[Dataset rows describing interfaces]

··········

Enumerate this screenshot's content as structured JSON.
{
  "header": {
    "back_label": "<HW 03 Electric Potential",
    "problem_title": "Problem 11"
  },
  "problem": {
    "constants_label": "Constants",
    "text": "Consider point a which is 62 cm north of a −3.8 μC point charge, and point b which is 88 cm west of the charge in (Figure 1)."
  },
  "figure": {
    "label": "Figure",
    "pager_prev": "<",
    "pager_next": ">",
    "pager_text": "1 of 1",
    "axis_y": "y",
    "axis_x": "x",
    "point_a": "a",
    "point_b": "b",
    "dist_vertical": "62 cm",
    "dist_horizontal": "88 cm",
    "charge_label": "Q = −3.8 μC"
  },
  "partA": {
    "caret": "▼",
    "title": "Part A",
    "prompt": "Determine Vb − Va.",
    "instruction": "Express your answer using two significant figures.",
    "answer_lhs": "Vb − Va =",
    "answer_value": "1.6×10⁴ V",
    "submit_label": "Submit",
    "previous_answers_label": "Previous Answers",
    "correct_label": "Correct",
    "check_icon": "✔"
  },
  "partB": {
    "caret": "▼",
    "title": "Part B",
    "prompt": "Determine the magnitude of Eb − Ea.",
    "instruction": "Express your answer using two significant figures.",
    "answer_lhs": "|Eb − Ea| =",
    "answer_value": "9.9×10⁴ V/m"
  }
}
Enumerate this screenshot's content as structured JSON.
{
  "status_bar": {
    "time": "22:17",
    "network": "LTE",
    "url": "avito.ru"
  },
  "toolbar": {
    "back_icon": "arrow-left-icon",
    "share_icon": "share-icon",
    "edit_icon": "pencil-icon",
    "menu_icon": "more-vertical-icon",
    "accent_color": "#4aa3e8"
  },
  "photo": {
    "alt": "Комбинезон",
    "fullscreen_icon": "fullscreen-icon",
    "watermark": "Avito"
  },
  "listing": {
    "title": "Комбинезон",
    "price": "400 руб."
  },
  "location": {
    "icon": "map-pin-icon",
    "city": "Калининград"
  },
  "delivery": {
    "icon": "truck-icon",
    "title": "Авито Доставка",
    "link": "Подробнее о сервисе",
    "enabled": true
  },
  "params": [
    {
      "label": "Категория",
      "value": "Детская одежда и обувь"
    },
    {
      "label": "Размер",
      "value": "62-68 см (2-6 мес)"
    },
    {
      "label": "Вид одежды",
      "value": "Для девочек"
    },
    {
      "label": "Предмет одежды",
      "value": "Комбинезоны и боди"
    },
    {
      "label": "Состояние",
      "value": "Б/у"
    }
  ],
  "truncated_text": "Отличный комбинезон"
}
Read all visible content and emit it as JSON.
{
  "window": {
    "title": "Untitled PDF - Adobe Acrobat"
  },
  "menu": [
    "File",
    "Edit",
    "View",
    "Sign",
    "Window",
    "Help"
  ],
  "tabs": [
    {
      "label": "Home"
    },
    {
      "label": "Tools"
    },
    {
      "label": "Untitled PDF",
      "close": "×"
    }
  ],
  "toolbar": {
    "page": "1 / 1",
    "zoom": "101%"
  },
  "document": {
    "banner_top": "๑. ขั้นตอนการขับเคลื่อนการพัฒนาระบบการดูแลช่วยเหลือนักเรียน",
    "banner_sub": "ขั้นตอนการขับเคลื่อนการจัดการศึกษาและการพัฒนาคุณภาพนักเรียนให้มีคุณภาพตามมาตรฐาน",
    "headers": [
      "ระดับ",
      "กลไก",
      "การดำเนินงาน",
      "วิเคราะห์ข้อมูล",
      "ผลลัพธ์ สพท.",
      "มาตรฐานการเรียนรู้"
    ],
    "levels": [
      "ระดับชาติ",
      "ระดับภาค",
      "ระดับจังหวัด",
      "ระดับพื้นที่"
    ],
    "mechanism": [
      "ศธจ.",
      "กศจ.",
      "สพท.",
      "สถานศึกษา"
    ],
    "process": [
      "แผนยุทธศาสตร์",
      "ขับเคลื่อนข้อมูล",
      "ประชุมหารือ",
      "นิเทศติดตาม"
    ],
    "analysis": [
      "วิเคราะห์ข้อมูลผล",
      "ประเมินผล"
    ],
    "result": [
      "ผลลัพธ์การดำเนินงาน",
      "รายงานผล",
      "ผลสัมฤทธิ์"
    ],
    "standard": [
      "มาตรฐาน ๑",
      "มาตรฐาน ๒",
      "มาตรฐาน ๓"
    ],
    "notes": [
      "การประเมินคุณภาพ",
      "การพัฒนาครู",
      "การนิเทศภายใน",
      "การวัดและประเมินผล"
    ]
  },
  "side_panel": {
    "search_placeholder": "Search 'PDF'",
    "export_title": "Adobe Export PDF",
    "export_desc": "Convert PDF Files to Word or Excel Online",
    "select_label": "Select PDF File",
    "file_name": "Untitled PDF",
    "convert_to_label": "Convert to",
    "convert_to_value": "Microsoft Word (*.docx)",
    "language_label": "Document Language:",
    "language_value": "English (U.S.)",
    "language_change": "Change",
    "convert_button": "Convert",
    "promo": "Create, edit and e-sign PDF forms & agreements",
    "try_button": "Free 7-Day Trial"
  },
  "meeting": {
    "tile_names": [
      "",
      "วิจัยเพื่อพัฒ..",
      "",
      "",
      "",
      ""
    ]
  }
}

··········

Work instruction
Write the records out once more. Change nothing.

Task output
Enumerate this screenshot's content as structured JSON.
{
  "header": {
    "back_label": "<HW 03 Electric Potential",
    "problem_title": "Problem 11"
  },
  "problem": {
    "constants_label": "Constants",
    "text": "Consider point a which is 62 cm north of a −3.8 μC point charge, and point b which is 88 cm west of the charge in (Figure 1)."
  },
  "figure": {
    "label": "Figure",
    "pager_prev": "<",
    "pager_next": ">",
    "pager_text": "1 of 1",
    "axis_y": "y",
    "axis_x": "x",
    "point_a": "a",
    "point_b": "b",
    "dist_vertical": "62 cm",
    "dist_horizontal": "88 cm",
    "charge_label": "Q = −3.8 μC"
  },
  "partA": {
    "caret": "▼",
    "title": "Part A",
    "prompt": "Determine Vb − Va.",
    "instruction": "Express your answer using two significant figures.",
    "answer_lhs": "Vb − Va =",
    "answer_value": "1.6×10⁴ V",
    "submit_label": "Submit",
    "previous_answers_label": "Previous Answers",
    "correct_label": "Correct",
    "check_icon": "✔"
  },
  "partB": {
    "caret": "▼",
    "title": "Part B",
    "prompt": "Determine the magnitude of Eb − Ea.",
    "instruction": "Express your answer using two significant figures.",
    "answer_lhs": "|Eb − Ea| =",
    "answer_value": "9.9×10⁴ V/m"
  }
}
Enumerate this screenshot's content as structured JSON.
{
  "status_bar": {
    "time": "22:17",
    "network": "LTE",
    "url": "avito.ru"
  },
  "toolbar": {
    "back_icon": "arrow-left-icon",
    "share_icon": "share-icon",
    "edit_icon": "pencil-icon",
    "menu_icon": "more-vertical-icon",
    "accent_color": "#4aa3e8"
  },
  "photo": {
    "alt": "Комбинезон",
    "fullscreen_icon": "fullscreen-icon",
    "watermark": "Avito"
  },
  "listing": {
    "title": "Комбинезон",
    "price": "400 руб."
  },
  "location": {
    "icon": "map-pin-icon",
    "city": "Калининград"
  },
  "delivery": {
    "icon": "truck-icon",
    "title": "Авито Доставка",
    "link": "Подробнее о сервисе",
    "enabled": true
  },
  "params": [
    {
      "label": "Категория",
      "value": "Детская одежда и обувь"
    },
    {
      "label": "Размер",
      "value": "62-68 см (2-6 мес)"
    },
    {
      "label": "Вид одежды",
      "value": "Для девочек"
    },
    {
      "label": "Предмет одежды",
      "value": "Комбинезоны и боди"
    },
    {
      "label": "Состояние",
      "value": "Б/у"
    }
  ],
  "truncated_text": "Отличный комбинезон"
}
Read all visible content and emit it as JSON.
{
  "window": {
    "title": "Untitled PDF - Adobe Acrobat"
  },
  "menu": [
    "File",
    "Edit",
    "View",
    "Sign",
    "Window",
    "Help"
  ],
  "tabs": [
    {
      "label": "Home"
    },
    {
      "label": "Tools"
    },
    {
      "label": "Untitled PDF",
      "close": "×"
    }
  ],
  "toolbar": {
    "page": "1 / 1",
    "zoom": "101%"
  },
  "document": {
    "banner_top": "๑. ขั้นตอนการขับเคลื่อนการพัฒนาระบบการดูแลช่วยเหลือนักเรียน",
    "banner_sub": "ขั้นตอนการขับเคลื่อนการจัดการศึกษาและการพัฒนาคุณภาพนักเรียนให้มีคุณภาพตามมาตรฐาน",
    "headers": [
      "ระดับ",
      "กลไก",
      "การดำเนินงาน",
      "วิเคราะห์ข้อมูล",
      "ผลลัพธ์ สพท.",
      "มาตรฐานการเรียนรู้"
    ],
    "levels": [
      "ระดับชาติ",
      "ระดับภาค",
      "ระดับจังหวัด",
      "ระดับพื้นที่"
    ],
    "mechanism": [
      "ศธจ.",
      "กศจ.",
      "สพท.",
      "สถานศึกษา"
    ],
    "process": [
      "แผนยุทธศาสตร์",
      "ขับเคลื่อนข้อมูล",
      "ประชุมหารือ",
      "นิเทศติดตาม"
    ],
    "analysis": [
      "วิเคราะห์ข้อมูลผล",
      "ประเมินผล"
    ],
    "result": [
      "ผลลัพธ์การดำเนินงาน",
      "รายงานผล",
      "ผลสัมฤทธิ์"
    ],
    "standard": [
      "มาตรฐาน ๑",
      "มาตรฐาน ๒",
      "มาตรฐาน ๓"
    ],
    "notes": [
      "การประเมินคุณภาพ",
      "การพัฒนาครู",
      "การนิเทศภายใน",
      "การวัดและประเมินผล"
    ]
  },
  "side_panel": {
    "search_placeholder": "Search 'PDF'",
    "export_title": "Adobe Export PDF",
    "export_desc": "Convert PDF Files to Word or Excel Online",
    "select_label": "Select PDF File",
    "file_name": "Untitled PDF",
    "convert_to_label": "Convert to",
    "convert_to_value": "Microsoft Word (*.docx)",
    "language_label": "Document Language:",
    "language_value": "English (U.S.)",
    "language_change": "Change",
    "convert_button": "Convert",
    "promo": "Create, edit and e-sign PDF forms & agreements",
    "try_button": "Free 7-Day Trial"
  },
  "meeting": {
    "tile_names": [
      "",
      "วิจัยเพื่อพัฒ..",
      "",
      "",
      "",
      ""
    ]
  }
}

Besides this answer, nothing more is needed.